"The actions we have taken thus far will not be our last," he said. "We will follow the facts wherever they lead because 6 January was an unprecedented attack on the seat of our democracy."
He said 140 police officers had been assaulted, including one who was beaten and zapped repeatedly with a stun gun until he had a heart attack.
Another screamed for help as rioters crushed him between doors and bludgeoned him with his own weapon, said the attorney general.
Mr Garland is facing pressure from the left to prosecute the rioters more aggressively, as well as charge the former president himself and his allies.
"We build investigations by laying a foundation," Mr Garland said. "We resolve more straightforward cases first because they provide the evidentiary foundation for more complex cases."
Most of the charges so far have been misdemeanours that often entail no jail time in the event of a conviction.

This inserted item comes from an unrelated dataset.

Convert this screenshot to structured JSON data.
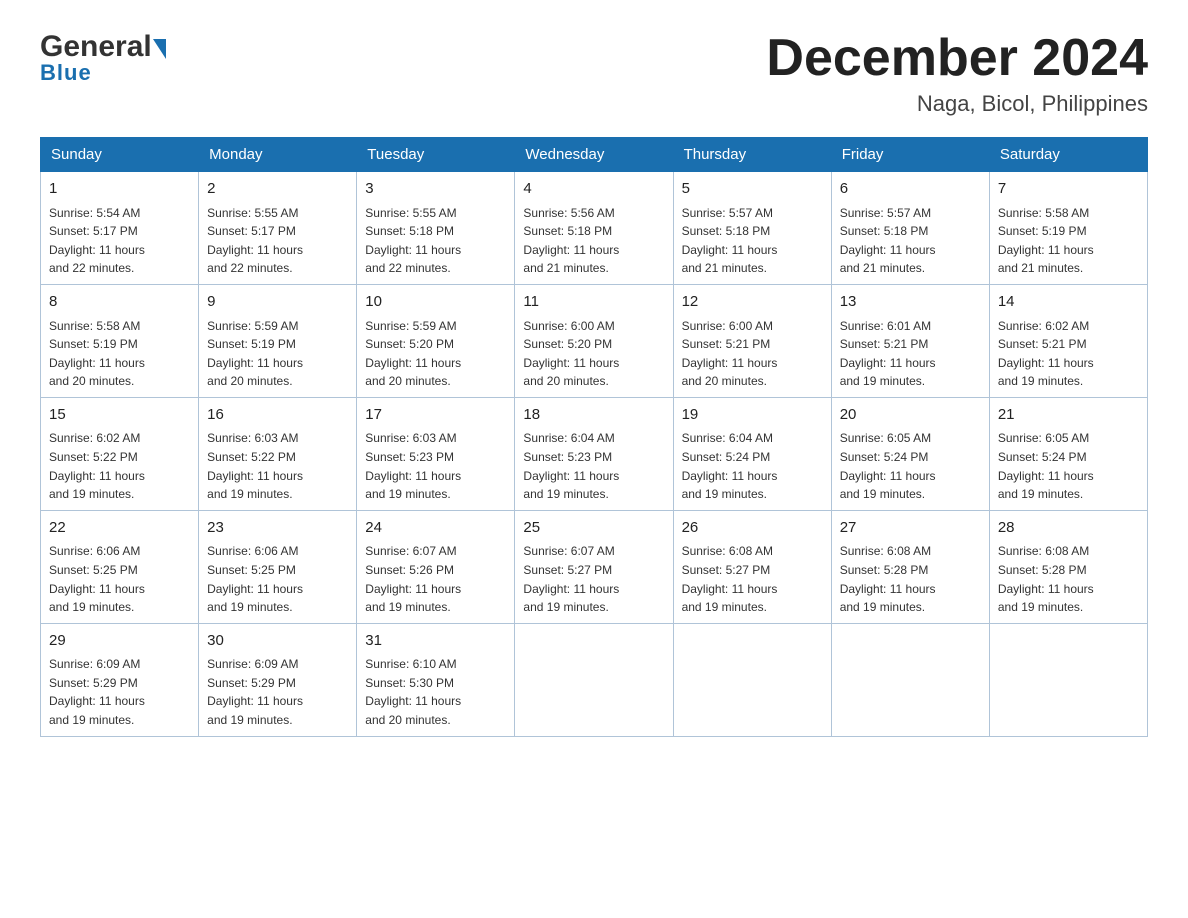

These suspects have been charged with trespassing, disorderly conduct, parading, demonstrating or picketing in a Capitol building, and obstructing congressional proceedings.
But 325 suspects are facing felonies - more serious counts - such as using a dangerous weapon to assault officers.
Mr Garland said 300,000 tips had been submitted by private citizens, and the FBI were still hunting about 2,500 suspects.
One rioter, an unarmed woman, Ashli Babbitt, was shot by an officer while trying to breach the House chamber. Two others died from natural causes related to cardiovascular disease and another succumbed to a drug overdose.
Capitol Police Officer Brian Sicknick died a day later of natural causes after suffering two strokes while defending the building, according to medical officials.
In an opinion piece for the New York Times on Wednesday, the oldest-living former US President, Jimmy Carter, warned that the country "now teeters on the brink of a widening abyss".
"Without immediate action, we are at genuine risk of civil conflict and losing our precious democracy. Americans must set aside differences and work together before it is too late."
A week after the riot, Mr Trump was impeached by the House for incitement of insurrection, but acquitted by the Senate, which was then controlled by his fellow Republicans. He is still seen as holding sway over the party.
Of 10 Republicans who sided with Democrats in the lower chamber vote, two have resigned amid death threats, three others are facing Trump-backed election challenges, and four more have kept a low profile.
Wyoming's Liz Cheney was stripped of her Republican leadership position in the House, but is spearheading the congressional inquiry into the Capitol riot.
National divisions over the invasion of Congress are underscored by BBC interviews with American voters.
James Clark, 69, a life-long Republican voter in Virginia, said: "It was truly shocking. President Trump seemed intent on burning down the house before leaving Washington."
But Trump voter Keri Smith, 42, of Texas, argued that the Black Lives Matter protests were worse.
"We've seen stuff crazier than that happening on a weekly basis for the past two years," she said.
Laura Powers, a disaffected Republican, says she is "still horrified" by what she watched on TV that day.
"It was a horrible, dark day for democracy and it should never ever happen again," she said.
The riot has been described as the worst assault on the Capitol since the War of 1812. It is not the only such attack since that era.
In 1983 a female-led communist group bombed the US Senate. No-one was injured.
One of the co-defendants in that attack had her sentence in another case commuted by US President Bill Clinton.